“We shall now speak of love quarrels: A woman who is very much in love with a man cannot bear to hear the name of her rival mentioned, or to have any conversation regarding her, or to be addressed by her name through mistake. If such takes place, a great quarrel arises, and the woman cries, becomes angry, tosses her hair about, strikes her lover, falls from her bed or seat, and, casting aside her garlands and ornaments, throws herself down on the ground.” – Kama Sutra, Part II, Chapter X, “How to Begin and How to End Congress, Different Kinds of Congress, and Love Quarrels”
We’ve all been here, right? In the throes of passion, an incorrect name is blurted out and all hell breaks loose.
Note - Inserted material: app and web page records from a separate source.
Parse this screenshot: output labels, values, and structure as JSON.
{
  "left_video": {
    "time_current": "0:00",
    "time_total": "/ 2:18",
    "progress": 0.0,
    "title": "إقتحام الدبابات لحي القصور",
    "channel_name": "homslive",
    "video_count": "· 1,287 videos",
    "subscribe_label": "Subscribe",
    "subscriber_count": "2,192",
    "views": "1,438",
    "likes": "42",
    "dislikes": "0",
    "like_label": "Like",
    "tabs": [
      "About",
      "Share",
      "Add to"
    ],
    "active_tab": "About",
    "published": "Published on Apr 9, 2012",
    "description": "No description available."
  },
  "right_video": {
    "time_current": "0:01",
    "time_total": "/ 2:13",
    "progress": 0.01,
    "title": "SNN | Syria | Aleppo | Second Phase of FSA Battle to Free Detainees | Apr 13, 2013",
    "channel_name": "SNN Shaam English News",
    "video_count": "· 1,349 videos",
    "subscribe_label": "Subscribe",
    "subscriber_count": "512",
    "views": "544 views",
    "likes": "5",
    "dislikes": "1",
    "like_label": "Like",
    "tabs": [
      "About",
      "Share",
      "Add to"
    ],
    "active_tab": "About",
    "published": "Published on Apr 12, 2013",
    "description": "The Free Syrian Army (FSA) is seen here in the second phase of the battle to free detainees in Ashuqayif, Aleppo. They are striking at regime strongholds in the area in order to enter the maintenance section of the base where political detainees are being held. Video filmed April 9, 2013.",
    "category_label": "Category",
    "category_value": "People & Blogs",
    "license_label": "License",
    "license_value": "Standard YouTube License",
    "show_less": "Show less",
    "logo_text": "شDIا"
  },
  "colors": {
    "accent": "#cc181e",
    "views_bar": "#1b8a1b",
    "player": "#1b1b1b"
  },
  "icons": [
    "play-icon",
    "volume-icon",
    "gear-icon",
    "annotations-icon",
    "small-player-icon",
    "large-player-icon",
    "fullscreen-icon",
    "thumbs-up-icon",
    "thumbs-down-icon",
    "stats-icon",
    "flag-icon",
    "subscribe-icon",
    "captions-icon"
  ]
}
The Kama Sutra’s description of the reaction is perhaps only par for the course; depending on the makeup of a woman, the ensuing aftermath once one has mentioned She Who Shall Not Be Named could be catastrophic (falling off her chair would be the least of your worries).
Thankfully, the Kama Sutra (always helpful) outlines the impending fallout:
“[After this has occurred] the lover should attempt to reconcile her with conciliatory words, and should take her up carefully and place her on her bed. But she, not replying to his questions, and with increased anger, should bend down his head by pulling his hair, and having kicked him once, twice, or thrice on his arms, head, bosom or back, should then proceed to the door of the room…”
“…Dattaka says that she should then sit angrily near the door and shed tears, but should not go out, because she would be found fault with for going away. After a time, when she thinks that the conciliatory words and actions of her lover have reached their utmost, she should then embrace him, talking to him with harsh and reproachful words…”
…Sounds about right….
“…but at the same time showing a loving desire for congress.”
There we go. See, even in ancient times makeup sex was totally a thing.
“Thus end the love quarrels.”